● Work item
Find the word "Management" in the listing below. Copy every line that has it.

● Record excerpts
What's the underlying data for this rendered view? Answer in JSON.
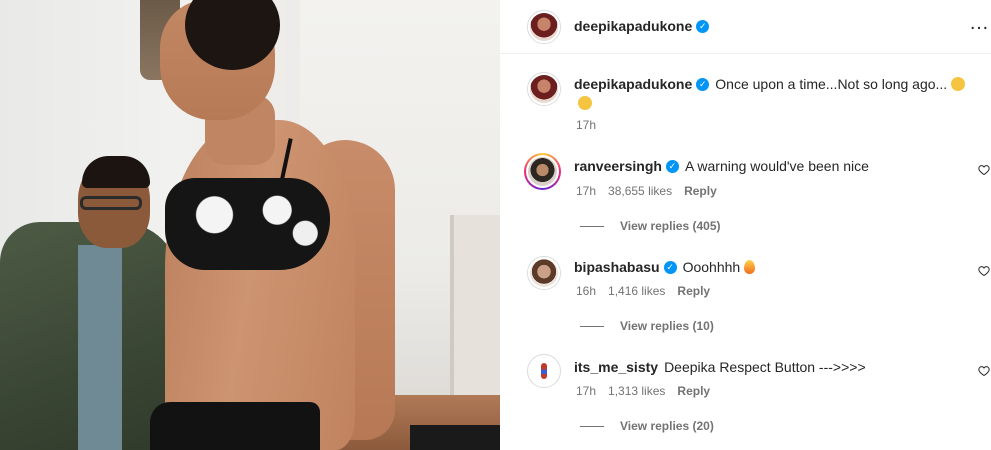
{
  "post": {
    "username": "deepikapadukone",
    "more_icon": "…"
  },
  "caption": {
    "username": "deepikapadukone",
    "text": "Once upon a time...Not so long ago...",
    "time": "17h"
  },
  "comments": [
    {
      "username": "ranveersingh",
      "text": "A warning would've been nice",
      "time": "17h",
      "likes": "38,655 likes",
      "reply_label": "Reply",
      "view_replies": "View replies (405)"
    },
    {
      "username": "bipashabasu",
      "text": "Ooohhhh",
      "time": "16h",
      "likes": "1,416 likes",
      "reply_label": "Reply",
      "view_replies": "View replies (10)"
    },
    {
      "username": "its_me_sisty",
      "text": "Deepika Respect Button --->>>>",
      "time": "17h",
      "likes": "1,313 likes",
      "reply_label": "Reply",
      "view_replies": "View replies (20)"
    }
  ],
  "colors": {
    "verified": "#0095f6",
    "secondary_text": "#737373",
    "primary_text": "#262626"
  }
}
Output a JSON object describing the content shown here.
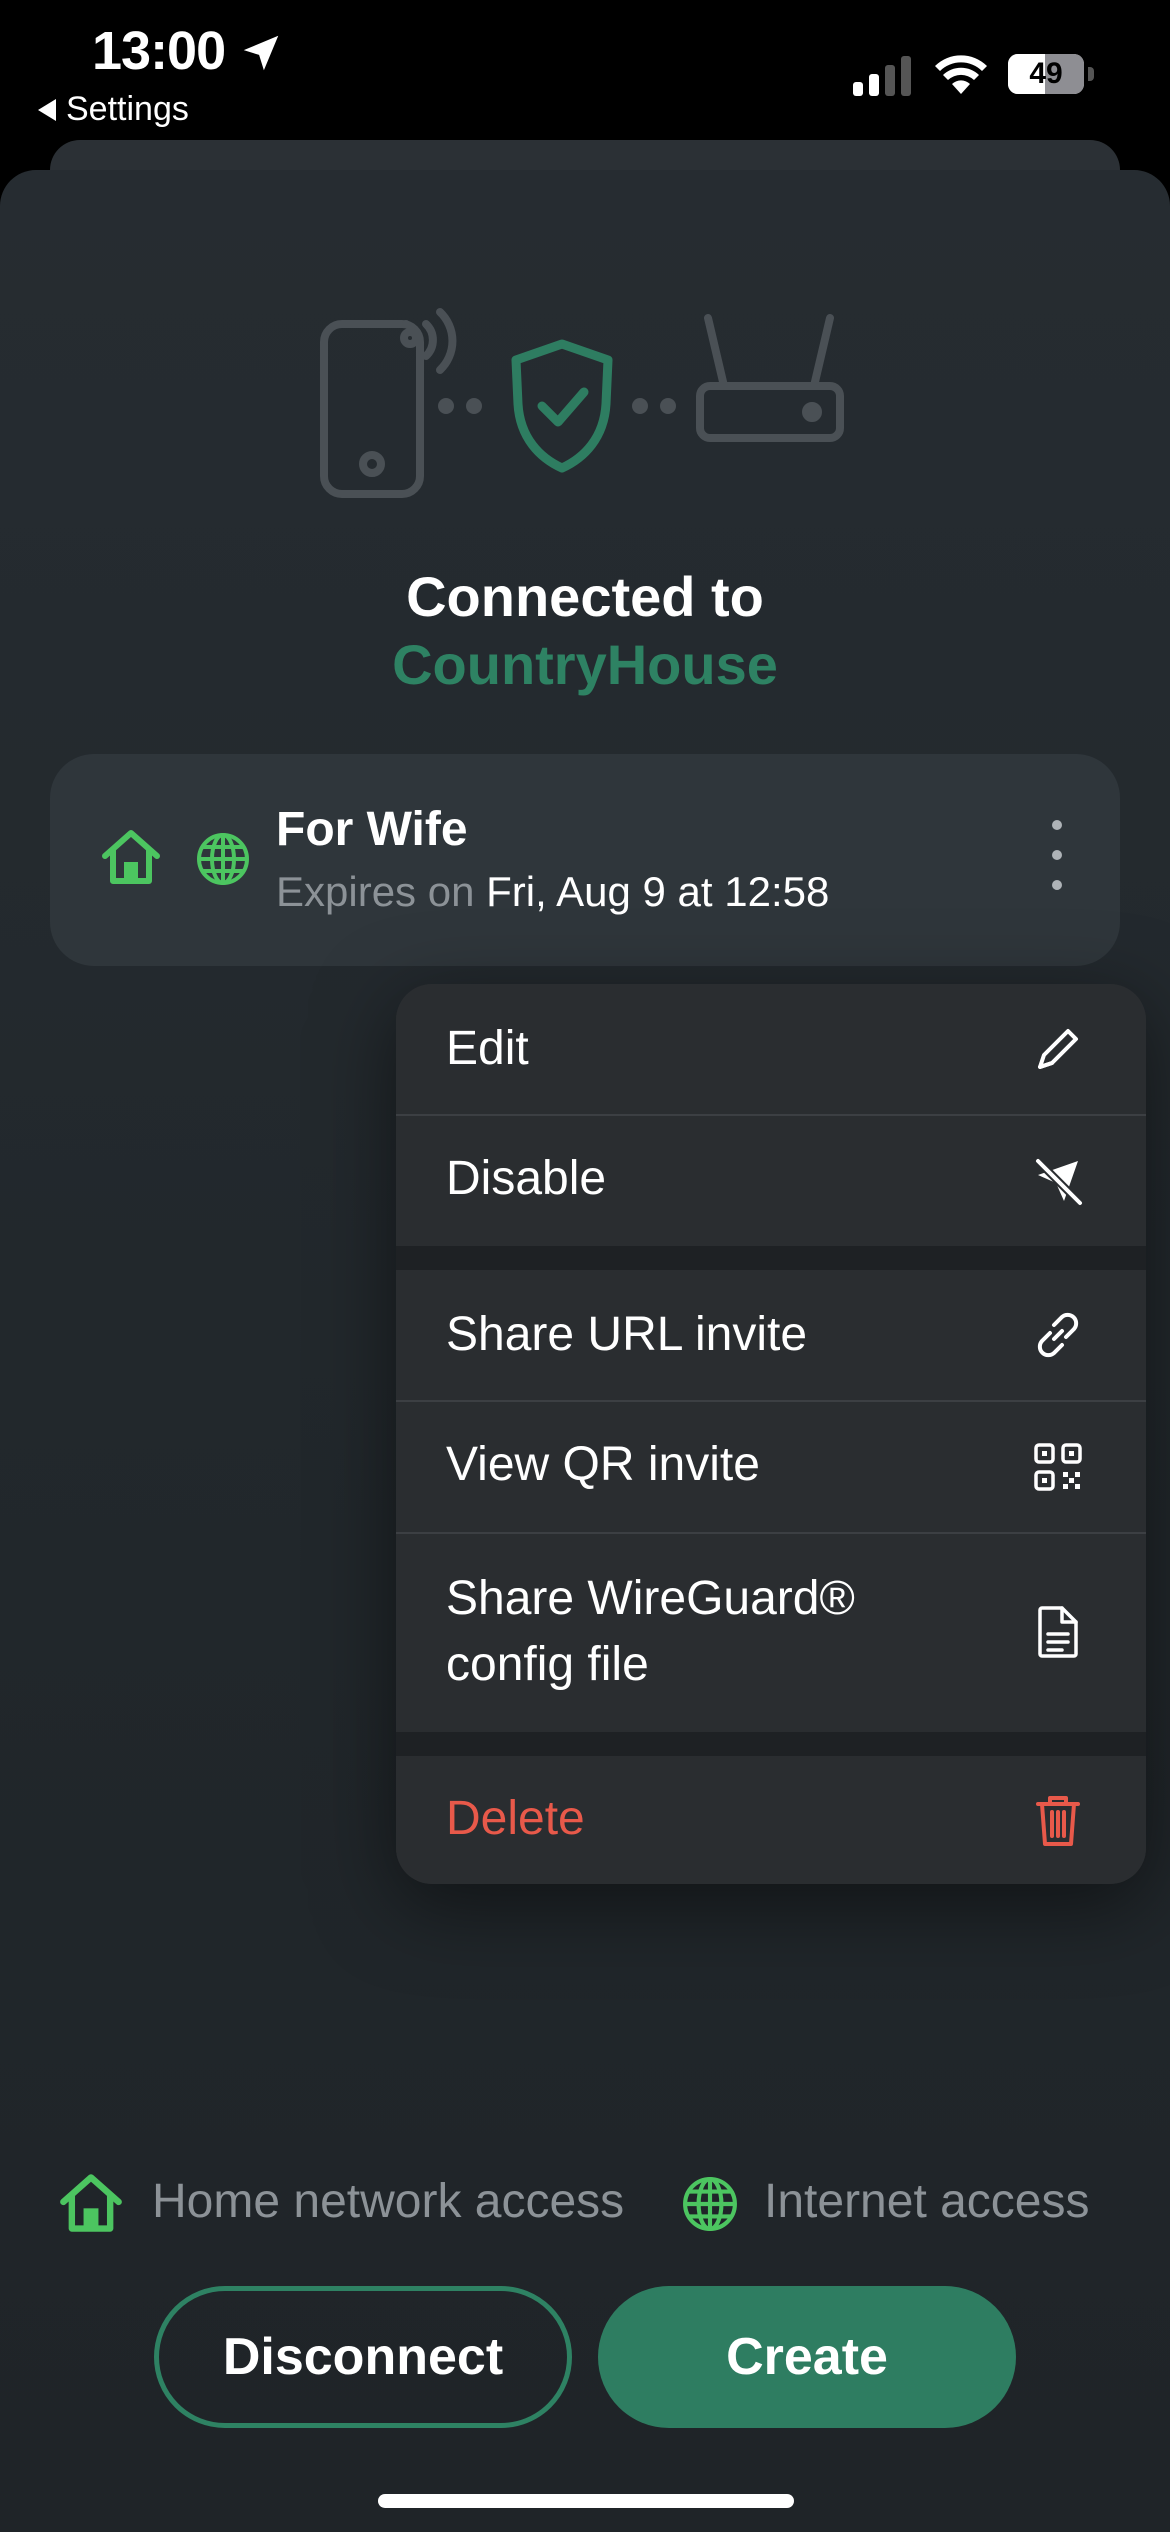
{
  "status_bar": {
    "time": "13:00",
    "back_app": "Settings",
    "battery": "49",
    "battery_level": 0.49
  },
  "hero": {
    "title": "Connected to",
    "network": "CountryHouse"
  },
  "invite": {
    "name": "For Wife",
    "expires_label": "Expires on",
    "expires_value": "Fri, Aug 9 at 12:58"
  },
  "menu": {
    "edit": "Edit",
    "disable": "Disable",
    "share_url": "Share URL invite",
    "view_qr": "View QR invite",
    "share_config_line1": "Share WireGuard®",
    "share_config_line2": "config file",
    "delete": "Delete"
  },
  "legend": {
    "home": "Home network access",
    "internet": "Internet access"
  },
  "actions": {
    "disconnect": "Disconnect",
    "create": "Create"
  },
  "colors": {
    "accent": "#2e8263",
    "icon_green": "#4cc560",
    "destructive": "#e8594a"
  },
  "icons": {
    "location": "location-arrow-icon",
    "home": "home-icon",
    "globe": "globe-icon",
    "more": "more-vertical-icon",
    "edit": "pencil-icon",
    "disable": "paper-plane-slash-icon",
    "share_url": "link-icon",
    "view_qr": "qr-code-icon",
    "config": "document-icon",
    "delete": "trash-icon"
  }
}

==

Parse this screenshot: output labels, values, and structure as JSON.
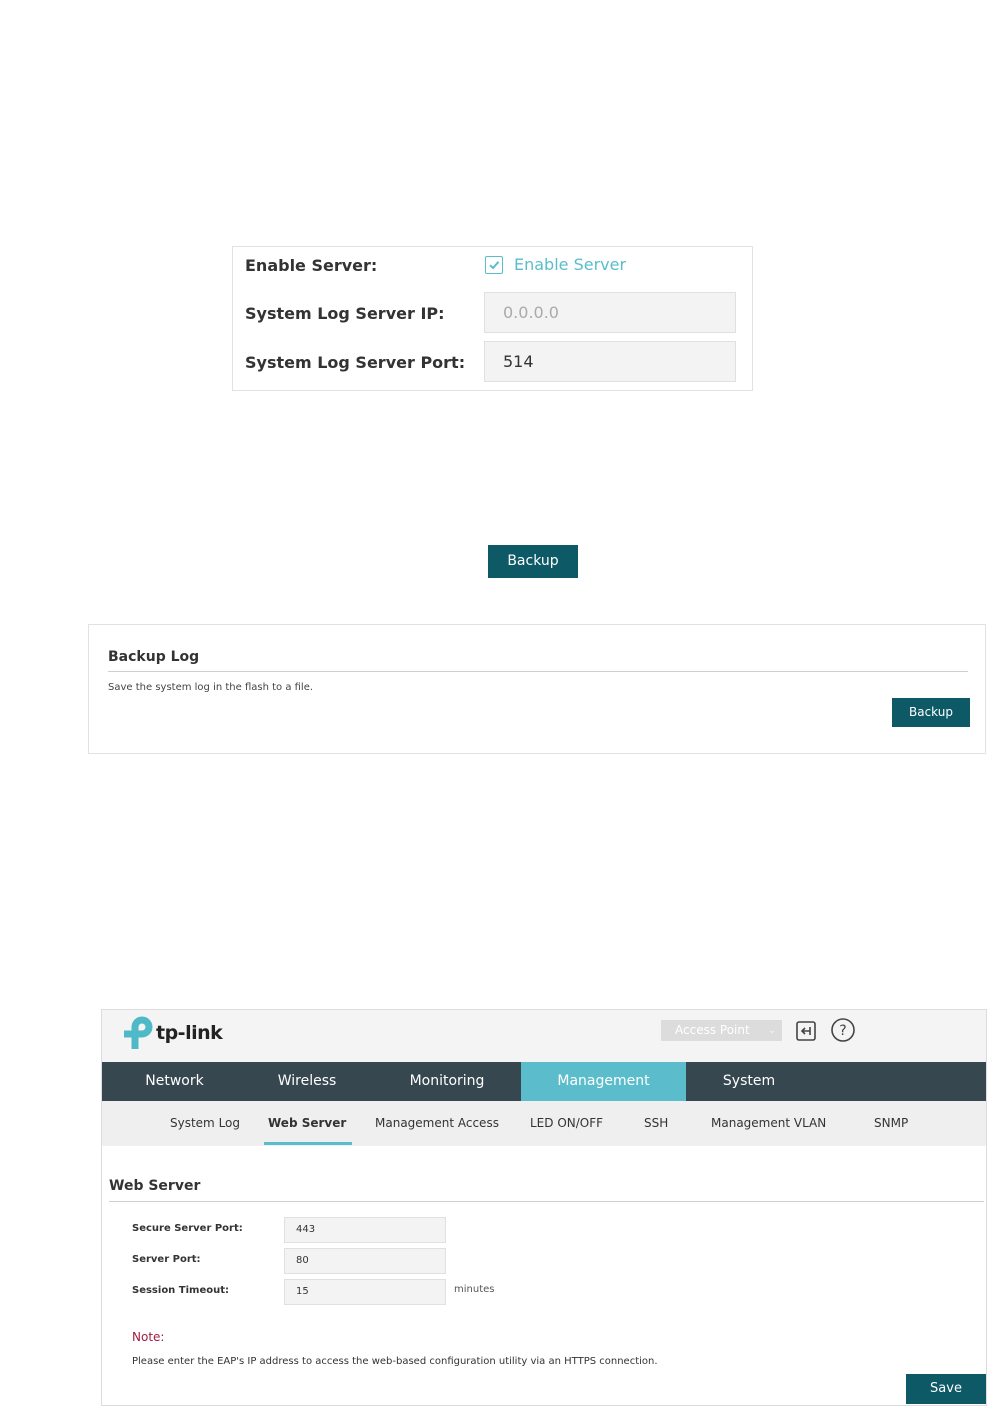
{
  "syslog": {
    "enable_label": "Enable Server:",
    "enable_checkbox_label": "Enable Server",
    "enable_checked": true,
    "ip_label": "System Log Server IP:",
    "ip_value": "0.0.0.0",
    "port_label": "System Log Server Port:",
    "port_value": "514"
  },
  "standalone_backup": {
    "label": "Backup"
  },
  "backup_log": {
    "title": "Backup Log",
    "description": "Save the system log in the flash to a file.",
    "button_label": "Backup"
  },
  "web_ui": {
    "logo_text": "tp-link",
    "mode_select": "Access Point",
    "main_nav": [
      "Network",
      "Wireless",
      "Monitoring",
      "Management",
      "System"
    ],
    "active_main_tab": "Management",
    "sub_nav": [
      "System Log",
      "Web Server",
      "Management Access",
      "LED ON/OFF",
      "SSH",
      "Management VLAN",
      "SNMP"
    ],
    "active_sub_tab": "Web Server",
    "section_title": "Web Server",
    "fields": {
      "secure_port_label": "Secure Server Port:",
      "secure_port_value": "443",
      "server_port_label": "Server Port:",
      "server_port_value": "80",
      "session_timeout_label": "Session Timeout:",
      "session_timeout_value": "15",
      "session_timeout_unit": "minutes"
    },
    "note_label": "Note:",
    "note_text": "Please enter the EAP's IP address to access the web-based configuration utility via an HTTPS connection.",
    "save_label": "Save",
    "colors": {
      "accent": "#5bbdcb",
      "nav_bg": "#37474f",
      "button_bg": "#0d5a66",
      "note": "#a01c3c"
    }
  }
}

● Answer space
      "Management",
    "active_main_tab": "Management",
      "Management Access",
      "Management VLAN",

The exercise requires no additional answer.